Directions ::
For each line of the data that includes the word "JSON", copy the line.

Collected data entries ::
--------------------------------

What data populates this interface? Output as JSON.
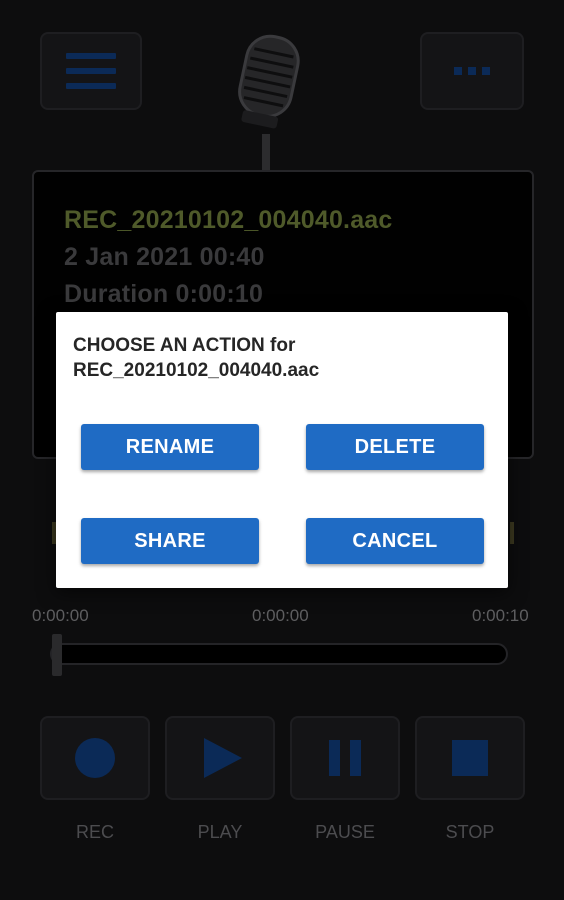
{
  "toolbar": {
    "menu_icon": "hamburger-menu-icon",
    "more_icon": "more-options-icon",
    "logo_icon": "microphone-icon"
  },
  "recording": {
    "filename": "REC_20210102_004040.aac",
    "date": "2 Jan 2021 00:40",
    "duration": "Duration 0:00:10"
  },
  "timeline": {
    "start": "0:00:00",
    "current": "0:00:00",
    "end": "0:00:10",
    "progress_fraction": 0.0
  },
  "controls": {
    "rec": "REC",
    "play": "PLAY",
    "pause": "PAUSE",
    "stop": "STOP"
  },
  "dialog": {
    "title_line1": "CHOOSE AN ACTION for",
    "title_line2": "REC_20210102_004040.aac",
    "rename": "RENAME",
    "delete": "DELETE",
    "share": "SHARE",
    "cancel": "CANCEL"
  },
  "colors": {
    "accent_blue": "#1f6bc4",
    "icon_blue": "#0b2a57",
    "filename_green": "#4f5a2a",
    "background": "#0d0d0e"
  }
}
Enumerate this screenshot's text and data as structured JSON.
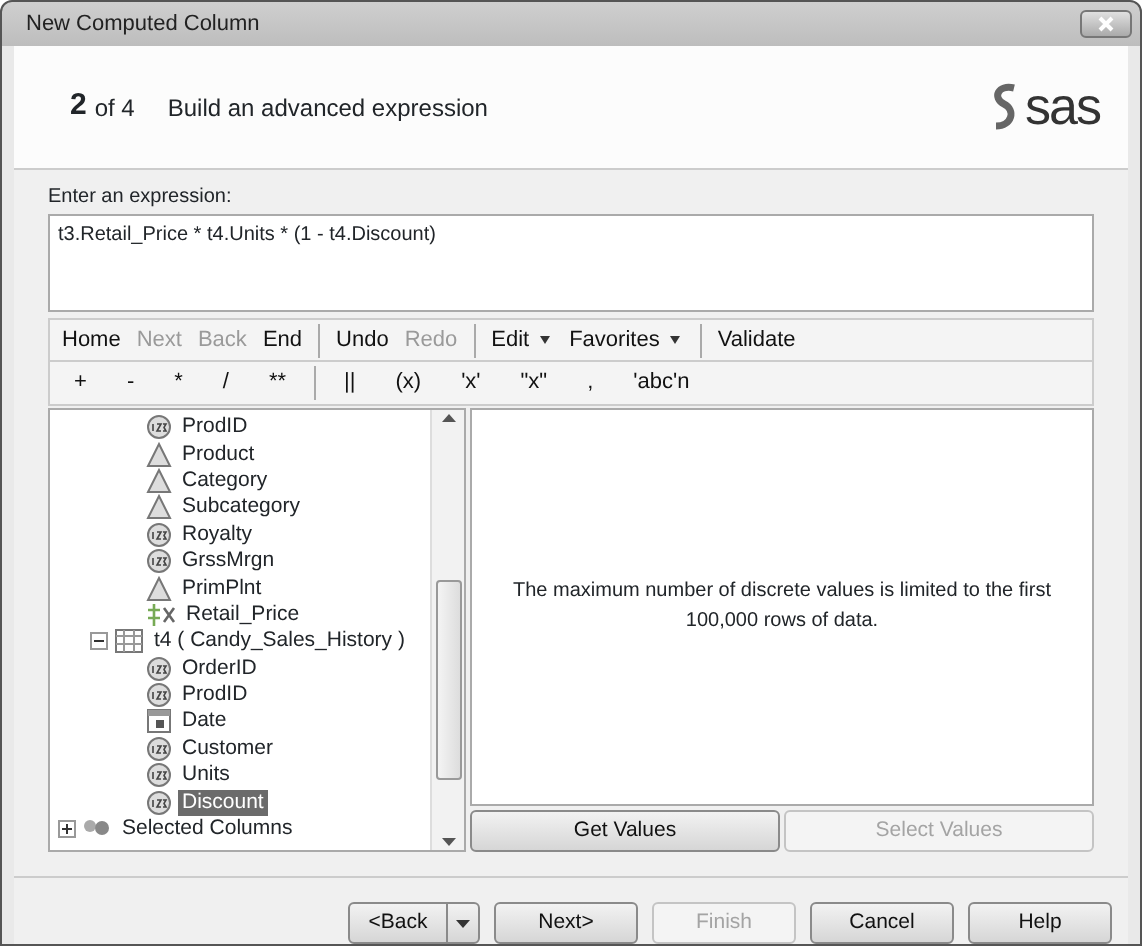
{
  "window": {
    "title": "New Computed Column"
  },
  "header": {
    "step": "2",
    "of": "of 4",
    "title": "Build an advanced expression",
    "logo": "sas"
  },
  "expression": {
    "label": "Enter an expression:",
    "value": "t3.Retail_Price * t4.Units * (1 - t4.Discount)"
  },
  "toolbar": [
    {
      "kind": "button",
      "label": "Home",
      "disabled": false
    },
    {
      "kind": "button",
      "label": "Next",
      "disabled": true
    },
    {
      "kind": "button",
      "label": "Back",
      "disabled": true
    },
    {
      "kind": "button",
      "label": "End",
      "disabled": false
    },
    {
      "kind": "separator"
    },
    {
      "kind": "button",
      "label": "Undo",
      "disabled": false
    },
    {
      "kind": "button",
      "label": "Redo",
      "disabled": true
    },
    {
      "kind": "separator"
    },
    {
      "kind": "menu",
      "label": "Edit",
      "disabled": false
    },
    {
      "kind": "menu",
      "label": "Favorites",
      "disabled": false
    },
    {
      "kind": "separator"
    },
    {
      "kind": "button",
      "label": "Validate",
      "disabled": false
    }
  ],
  "operators": [
    {
      "kind": "button",
      "label": "+"
    },
    {
      "kind": "button",
      "label": "-"
    },
    {
      "kind": "button",
      "label": "*"
    },
    {
      "kind": "button",
      "label": "/"
    },
    {
      "kind": "button",
      "label": "**"
    },
    {
      "kind": "separator"
    },
    {
      "kind": "button",
      "label": "||"
    },
    {
      "kind": "button",
      "label": "(x)"
    },
    {
      "kind": "button",
      "label": "'x'"
    },
    {
      "kind": "button",
      "label": "\"x\""
    },
    {
      "kind": "button",
      "label": ","
    },
    {
      "kind": "button",
      "label": "'abc'n"
    }
  ],
  "tree": {
    "fields_above": [
      {
        "label": "ProdID",
        "kind": "numeric",
        "selected": false
      },
      {
        "label": "Product",
        "kind": "character",
        "selected": false
      },
      {
        "label": "Category",
        "kind": "character",
        "selected": false
      },
      {
        "label": "Subcategory",
        "kind": "character",
        "selected": false
      },
      {
        "label": "Royalty",
        "kind": "numeric",
        "selected": false
      },
      {
        "label": "GrssMrgn",
        "kind": "numeric",
        "selected": false
      },
      {
        "label": "PrimPlnt",
        "kind": "character",
        "selected": false
      },
      {
        "label": "Retail_Price",
        "kind": "computed",
        "selected": false
      }
    ],
    "tables": [
      {
        "label": "t4 ( Candy_Sales_History )",
        "expanded": true,
        "children": [
          {
            "label": "OrderID",
            "kind": "numeric",
            "selected": false
          },
          {
            "label": "ProdID",
            "kind": "numeric",
            "selected": false
          },
          {
            "label": "Date",
            "kind": "date",
            "selected": false
          },
          {
            "label": "Customer",
            "kind": "numeric",
            "selected": false
          },
          {
            "label": "Units",
            "kind": "numeric",
            "selected": false
          },
          {
            "label": "Discount",
            "kind": "numeric",
            "selected": true
          }
        ]
      }
    ],
    "roots": [
      {
        "label": "Selected Columns",
        "expanded": false
      }
    ]
  },
  "values_panel": {
    "message": "The maximum number of discrete values is limited to the first 100,000 rows of data.",
    "buttons": [
      {
        "label": "Get Values",
        "disabled": false
      },
      {
        "label": "Select Values",
        "disabled": true
      }
    ]
  },
  "footer_buttons": [
    {
      "label": "<Back",
      "kind": "split",
      "disabled": false
    },
    {
      "label": "Next>",
      "kind": "plain",
      "disabled": false
    },
    {
      "label": "Finish",
      "kind": "plain",
      "disabled": true
    },
    {
      "label": "Cancel",
      "kind": "plain",
      "disabled": false
    },
    {
      "label": "Help",
      "kind": "plain",
      "disabled": false
    }
  ]
}
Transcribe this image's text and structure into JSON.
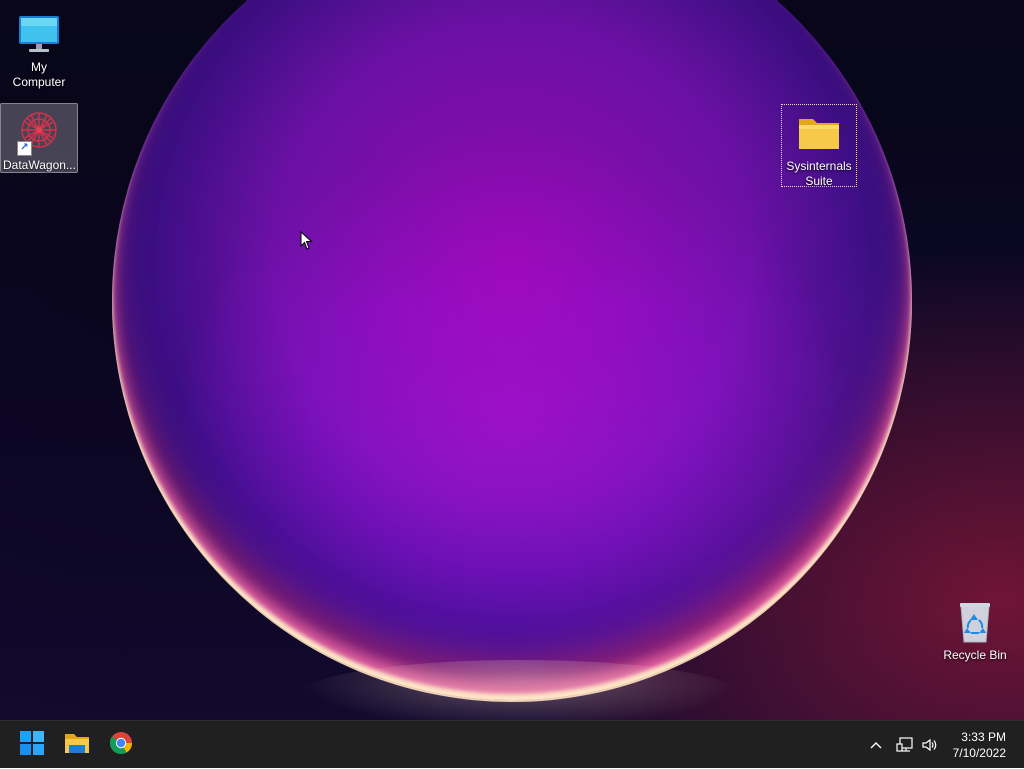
{
  "desktop": {
    "icons": {
      "my_computer": {
        "label": "My Computer",
        "icon": "monitor-icon"
      },
      "datawagon": {
        "label": "DataWagon...",
        "icon": "datawagon-shortcut-icon"
      },
      "sysinternals": {
        "label": "Sysinternals Suite",
        "icon": "folder-icon"
      },
      "recycle_bin": {
        "label": "Recycle Bin",
        "icon": "recycle-bin-icon"
      }
    }
  },
  "taskbar": {
    "start": {
      "icon": "windows-start-icon"
    },
    "pinned": [
      {
        "name": "File Explorer",
        "icon": "file-explorer-icon"
      },
      {
        "name": "Google Chrome",
        "icon": "chrome-icon"
      }
    ],
    "tray": {
      "chevron": "chevron-up-icon",
      "network": "network-icon",
      "volume": "volume-icon"
    },
    "clock": {
      "time": "3:33 PM",
      "date": "7/10/2022"
    }
  },
  "colors": {
    "taskbar_bg": "#202020",
    "folder_yellow": "#f7c948",
    "windows_blue": "#1ea0ff"
  }
}
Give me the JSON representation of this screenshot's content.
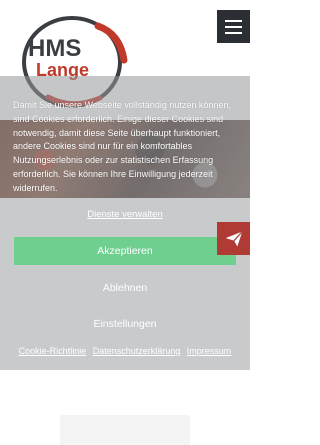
{
  "header": {
    "logo": {
      "line1": "HMS",
      "line2": "Lange",
      "colors": {
        "dark": "#3a3d42",
        "red": "#c0392b"
      }
    },
    "menu_icon": "hamburger-menu-icon"
  },
  "cookie_banner": {
    "message": "Damit Sie unsere Webseite vollständig nutzen können, sind Cookies erforderlich. Einige dieser Cookies sind notwendig, damit diese Seite überhaupt funktioniert, andere Cookies sind nur für ein komfortables Nutzungserlebnis oder zur statistischen Erfassung erforderlich. Sie können Ihre Einwilligung jederzeit widerrufen.",
    "manage_services_label": "Dienste verwalten",
    "accept_label": "Akzeptieren",
    "deny_label": "Ablehnen",
    "settings_label": "Einstellungen",
    "links": {
      "cookie_policy": "Cookie-Richtlinie",
      "privacy": "Datenschutzerklärung",
      "imprint": "Impressum"
    },
    "accent_color": "#6fcf8f"
  },
  "side_tab": {
    "icon": "paper-plane-icon",
    "color": "#b03a34"
  }
}
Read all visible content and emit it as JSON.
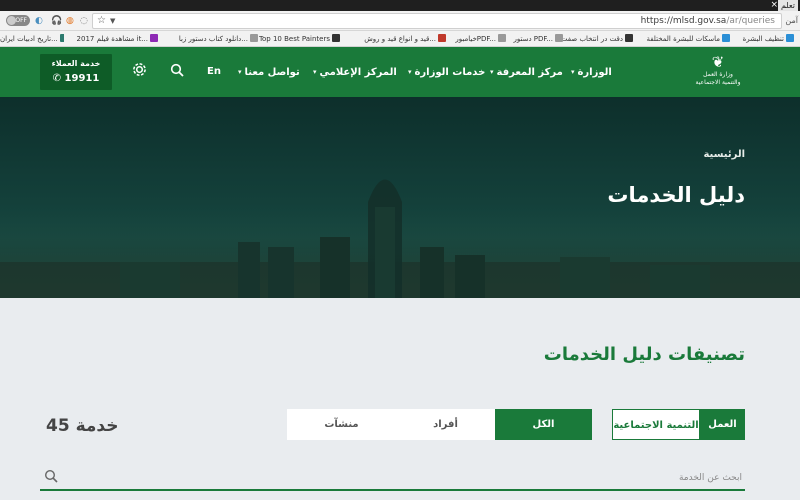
{
  "browser": {
    "tab_title": "تعلم",
    "window_close_label": "×",
    "secure_label": "آمن",
    "url_host": "https://mlsd.gov.sa",
    "url_path": "/ar/queries",
    "toggle_label": "OFF",
    "bookmarks": [
      {
        "label": "تنظيف البشرة",
        "icon": "bookmark-icon"
      },
      {
        "label": "ماسكات للبشرة المختلفة",
        "icon": "bookmark-icon"
      },
      {
        "label": "دقت در انتخاب صفت",
        "icon": "bookmark-icon"
      },
      {
        "label": "دستور PDF...",
        "icon": "bookmark-icon"
      },
      {
        "label": "خیامبورPDF...",
        "icon": "bookmark-icon"
      },
      {
        "label": "قيد و انواع قيد و روش...",
        "icon": "bookmark-icon"
      },
      {
        "label": "Top 10 Best Painters",
        "icon": "bookmark-icon"
      },
      {
        "label": "دانلود کتاب دستور زبا...",
        "icon": "bookmark-icon"
      },
      {
        "label": "مشاهدة فيلم 2017 it...",
        "icon": "bookmark-icon"
      },
      {
        "label": "تاریخ ادبیات ایران...",
        "icon": "bookmark-icon"
      }
    ]
  },
  "header": {
    "logo_line1": "وزارة العمل",
    "logo_line2": "والتنمية الاجتماعية",
    "nav": {
      "ministry": "الوزارة",
      "knowledge": "مركز المعرفة",
      "services": "خدمات الوزارة",
      "media": "المركز الإعلامي",
      "contact": "تواصل معنا",
      "lang": "En"
    },
    "customer_service": {
      "title": "خدمة العملاء",
      "number": "19911"
    },
    "icons": {
      "search": "search-icon",
      "settings": "gear-icon",
      "phone": "phone-icon"
    }
  },
  "hero": {
    "breadcrumb": "الرئيسية",
    "title": "دليل الخدمات"
  },
  "main": {
    "section_title": "تصنيفات دليل الخدمات",
    "categories": {
      "work": "العمل",
      "social": "التنمية الاجتماعية"
    },
    "filters": {
      "all": "الكل",
      "individuals": "أفراد",
      "establishments": "منشآت"
    },
    "count_number": "45",
    "count_unit": "خدمة",
    "search_placeholder": "ابحث عن الخدمة"
  },
  "colors": {
    "brand_green": "#1a7a3a",
    "dark_green": "#0e5c27",
    "page_bg": "#e9ecef"
  }
}
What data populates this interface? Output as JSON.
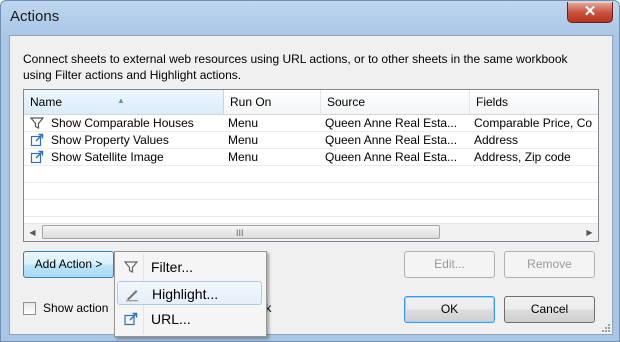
{
  "window": {
    "title": "Actions",
    "close_glyph": "✕"
  },
  "description": "Connect sheets to external web resources using URL actions, or to other sheets in the same workbook using Filter actions and Highlight actions.",
  "table": {
    "columns": [
      "Name",
      "Run On",
      "Source",
      "Fields"
    ],
    "rows": [
      {
        "icon": "filter-icon",
        "name": "Show Comparable Houses",
        "run_on": "Menu",
        "source": "Queen Anne Real Esta...",
        "fields": "Comparable Price, Co"
      },
      {
        "icon": "url-link-icon",
        "name": "Show Property Values",
        "run_on": "Menu",
        "source": "Queen Anne Real Esta...",
        "fields": "Address"
      },
      {
        "icon": "url-link-icon",
        "name": "Show Satellite Image",
        "run_on": "Menu",
        "source": "Queen Anne Real Esta...",
        "fields": "Address, Zip code"
      }
    ],
    "scroll_grip": "III"
  },
  "buttons": {
    "add_action": "Add Action >",
    "edit": "Edit...",
    "remove": "Remove",
    "ok": "OK",
    "cancel": "Cancel"
  },
  "checkbox": {
    "label_visible_left": "Show action",
    "label_visible_right": "kbook",
    "checked": false
  },
  "menu": {
    "items": [
      {
        "label": "Filter...",
        "icon": "filter-icon"
      },
      {
        "label": "Highlight...",
        "icon": "highlight-pen-icon",
        "hovered": true
      },
      {
        "label": "URL...",
        "icon": "url-link-icon"
      }
    ]
  },
  "colors": {
    "accent": "#3399ff",
    "titlebar": "#bfd6ee",
    "close": "#c9503c",
    "icon_blue": "#2f6fbf"
  }
}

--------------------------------

Answer section ::
What data populates this interface? Output as JSON.
Enumerate this screenshot's text and data as structured JSON.
Transcribe this image's text and structure into JSON.
Give me the JSON representation of this screenshot's content.
Read all visible content and emit it as JSON.
What data populates this interface? Output as JSON.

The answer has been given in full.